It really is extraordinary these days for the music of a living composer to have multiple recordings and for those recordings to become best-sellers, but that is precisely what has happened with the music of Arvo Pärt, the 71-year-old Estonian composer whose choral music on sacred texts has become wildly popular, even among non-classical-music fans. There is something ethereally attractive about the music. It helps that it is unfailingly tonal, has a serenity that is sorely needed in these troubled days, and that it has attracted performances by such marvelous groups as the Elora Festival Singers on the present disc. The Elora singers are surely one of the best professional choral groups in North American, not to say the world. It is made up of singers drawn from the Toronto Mendelssohn Choir and has been singing together for twenty-five years under its founder, Noel Edison. I raved about their previous recording, also on Naxos, of Pärt's 'Berliner Messe.' And this review is also a rave. It is rare that someone comes into my home, hears a snippet of a recording and wants not only to know who and what it is but wants to get a copy for themselves. That has happened with this recording and I notice that although the CD has been available at Amazon for less than a month, it is already one of their classical bestsellers. No surprise, really, since this is immediately attractive music sung exquisitely, impeccably, sensitively by the Elora Singers.
Most of the works recorded here have been recorded before, but never better. They are pieces written in the decade between 1990 (Triodion) and 2001 (Bogoróditse Djévo [Mother of God and Virgin]). All the texts are religious, most of them in English or church Latin; the non-English texts are translated and the English texts supplied in the accompanying booklet. All have a radiantly reverential quality accomplished at least partly by Pärt's use of melodies influenced by Gregorian chant and accompanied by what he calls 'tintinnabuli', the simple bell-like triadic harmonies underlying them.
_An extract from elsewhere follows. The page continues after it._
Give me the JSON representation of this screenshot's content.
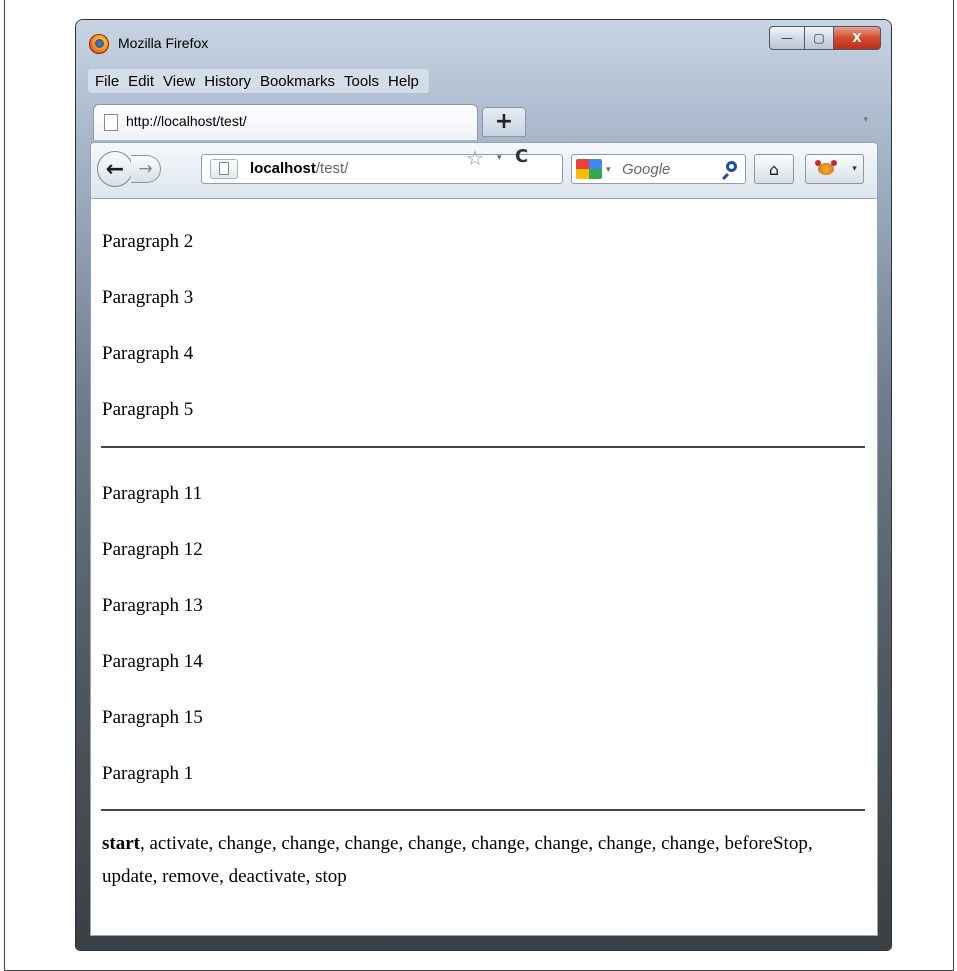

This approach has a trance-like or meditative quality that many people, even non-religious types (myself included), find irresistible.
One last comment: on the basis of the inclusion of Ode VII (Memento) from Pärt's 1994 'Kanon Pokajanen', his longest extended work since the St. John Passion, I would love to find that the Elora Festival Singers intend to record the whole thing.